Employee Management Software

The Advantages And Disadvantages Of A Management Buyout

Selling a business is a complicated affair, notwithstanding the personal connections you may feel to a company you have helped shape for some time. Even with the decisions you have to make with regard to your assets, workforce and sale contract, finding the right buyer is often the most difficult part of the whole process – with expensive marketing bills frequently racked up in the public search for one.

This is where Management Buyouts, or MBOs, could come in for your business. Simply put, a management buyout is the purchase of your business by its existing management team. If conducted smoothly, an MBO offers you an elegant way to leave your business while keeping it in safe hands for the future. However, there are various disadvantages to the process that you could well come across. Here we’ll explore some of the pros and cons of a management buyout, so you can make an informed decision on the sale of your business.

The Advantages of an MBO

The first, and perhaps most obvious, advantage of a management buyout is the knowledge and experience your buyers already hold about the business. Perhaps they’ve been working well together for some years and are crucial to the ongoing profitability of the company.
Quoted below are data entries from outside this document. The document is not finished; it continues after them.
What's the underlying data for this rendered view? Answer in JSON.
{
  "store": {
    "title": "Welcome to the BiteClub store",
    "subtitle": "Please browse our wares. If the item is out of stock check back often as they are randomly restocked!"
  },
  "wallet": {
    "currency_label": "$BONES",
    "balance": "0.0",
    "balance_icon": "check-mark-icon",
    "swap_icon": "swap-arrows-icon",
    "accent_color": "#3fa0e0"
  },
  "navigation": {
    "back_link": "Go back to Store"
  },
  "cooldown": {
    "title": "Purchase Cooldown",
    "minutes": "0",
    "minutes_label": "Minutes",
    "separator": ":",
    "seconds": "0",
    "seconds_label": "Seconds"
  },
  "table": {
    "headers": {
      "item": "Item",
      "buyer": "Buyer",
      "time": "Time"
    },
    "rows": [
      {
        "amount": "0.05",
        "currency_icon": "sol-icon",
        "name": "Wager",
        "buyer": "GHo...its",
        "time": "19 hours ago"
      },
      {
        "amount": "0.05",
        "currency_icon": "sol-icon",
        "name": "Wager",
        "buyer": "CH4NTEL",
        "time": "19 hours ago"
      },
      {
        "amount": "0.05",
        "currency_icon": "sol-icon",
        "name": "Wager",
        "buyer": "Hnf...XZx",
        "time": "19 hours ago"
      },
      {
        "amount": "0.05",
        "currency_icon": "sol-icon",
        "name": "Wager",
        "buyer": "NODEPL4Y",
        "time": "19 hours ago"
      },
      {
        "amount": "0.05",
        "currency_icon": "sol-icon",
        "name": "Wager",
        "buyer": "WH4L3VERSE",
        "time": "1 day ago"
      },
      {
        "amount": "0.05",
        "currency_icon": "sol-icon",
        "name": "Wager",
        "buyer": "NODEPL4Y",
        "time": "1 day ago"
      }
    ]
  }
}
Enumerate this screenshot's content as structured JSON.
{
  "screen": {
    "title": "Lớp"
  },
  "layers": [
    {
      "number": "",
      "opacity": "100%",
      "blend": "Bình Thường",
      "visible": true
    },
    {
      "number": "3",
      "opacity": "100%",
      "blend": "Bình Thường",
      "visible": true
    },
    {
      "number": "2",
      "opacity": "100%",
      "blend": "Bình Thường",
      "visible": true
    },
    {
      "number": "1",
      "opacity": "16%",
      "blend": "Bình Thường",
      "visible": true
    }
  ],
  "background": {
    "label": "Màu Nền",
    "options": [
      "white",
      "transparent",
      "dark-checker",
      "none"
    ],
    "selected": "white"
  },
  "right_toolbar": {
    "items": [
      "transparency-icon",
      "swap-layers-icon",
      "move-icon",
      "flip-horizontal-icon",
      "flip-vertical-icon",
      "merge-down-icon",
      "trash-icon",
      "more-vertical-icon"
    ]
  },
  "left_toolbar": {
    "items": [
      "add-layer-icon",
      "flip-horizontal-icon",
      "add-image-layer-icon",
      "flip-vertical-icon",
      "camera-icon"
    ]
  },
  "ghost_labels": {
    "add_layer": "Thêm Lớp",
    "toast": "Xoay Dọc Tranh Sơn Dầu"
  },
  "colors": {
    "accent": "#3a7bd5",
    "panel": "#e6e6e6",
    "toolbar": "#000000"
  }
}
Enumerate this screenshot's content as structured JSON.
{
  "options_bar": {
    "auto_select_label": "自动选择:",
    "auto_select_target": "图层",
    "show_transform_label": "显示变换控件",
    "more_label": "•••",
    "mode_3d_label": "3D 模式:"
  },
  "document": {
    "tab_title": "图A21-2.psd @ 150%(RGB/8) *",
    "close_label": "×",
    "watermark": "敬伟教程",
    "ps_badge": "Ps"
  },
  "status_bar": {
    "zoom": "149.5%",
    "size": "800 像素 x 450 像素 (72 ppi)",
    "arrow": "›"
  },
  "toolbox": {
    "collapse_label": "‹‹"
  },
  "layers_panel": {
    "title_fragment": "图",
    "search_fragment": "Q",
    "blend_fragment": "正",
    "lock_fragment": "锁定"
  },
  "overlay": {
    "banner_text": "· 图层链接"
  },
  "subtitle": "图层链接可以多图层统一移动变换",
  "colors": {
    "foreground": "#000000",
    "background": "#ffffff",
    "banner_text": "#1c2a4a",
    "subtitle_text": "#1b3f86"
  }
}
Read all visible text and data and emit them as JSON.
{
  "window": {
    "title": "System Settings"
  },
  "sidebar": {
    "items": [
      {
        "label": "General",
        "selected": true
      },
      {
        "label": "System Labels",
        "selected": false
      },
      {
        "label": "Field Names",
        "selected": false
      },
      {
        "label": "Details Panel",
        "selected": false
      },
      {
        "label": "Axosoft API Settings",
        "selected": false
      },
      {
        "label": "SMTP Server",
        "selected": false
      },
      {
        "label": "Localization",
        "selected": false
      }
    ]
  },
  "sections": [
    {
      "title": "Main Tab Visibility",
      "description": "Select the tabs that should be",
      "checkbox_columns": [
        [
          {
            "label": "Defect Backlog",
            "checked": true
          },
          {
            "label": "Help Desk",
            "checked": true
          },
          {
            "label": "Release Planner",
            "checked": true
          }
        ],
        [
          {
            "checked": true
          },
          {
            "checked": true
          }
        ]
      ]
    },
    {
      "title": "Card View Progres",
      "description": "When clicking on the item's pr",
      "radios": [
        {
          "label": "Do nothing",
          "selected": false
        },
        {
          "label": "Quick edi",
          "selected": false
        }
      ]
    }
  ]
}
If you are particularly invested in the future success of your business, and intend to retain some form of equity stake, it may be in your best interests to sell to your management team.

Secondly, the sale of your business can occur at a much quicker rate than a conventional trade sale. The steps involved in securing a buyer can be arduous and expensive, and certain privileges your business enjoys may be lost in the process – such as confidentiality. With an MBO, negotiations with the management team can ensure trade secrets stay within the business, as opposed to being revealed to a new network of business owners in a trade sale process.

The Disadvantages of an MBO

Despite the considerable experience and industry knowledge your management team may have, it’s entirely possible they will be significantly less experienced in business-owning. As salaried employees and not business owners themselves, they may not immediately have the capital to enact a management buyout, not to mention prior contacts with other businesses that often increase the credentials of a trade buyer.

This inexperience, and the possibility of individual managers putting their personal capital at risk in order to afford the business, could have detrimental effects on your business and its sale price – and perhaps even the sale itself. If the sale falls through, whether for lack of funds or a breakdown in negotiations, in can be difficult to continue the business until another buyer is found, with that same team still acting in management capacity.

Conclusion

Business sales are nuanced, and no two businesses are the same – so whether or not an MBO could work for you is down to you alone. The key questions you need to ask yourself in case of an MBO are “is this team ready to run a business?”, “can this team afford to run this business?”, and ultimately, “would I be happy for this team to run my business?”

About Ambika Taylor

Myself Ambika Taylor. I am admin of https://hammburg.com/. For any business query, you can contact me at ambikataylors@gmail.com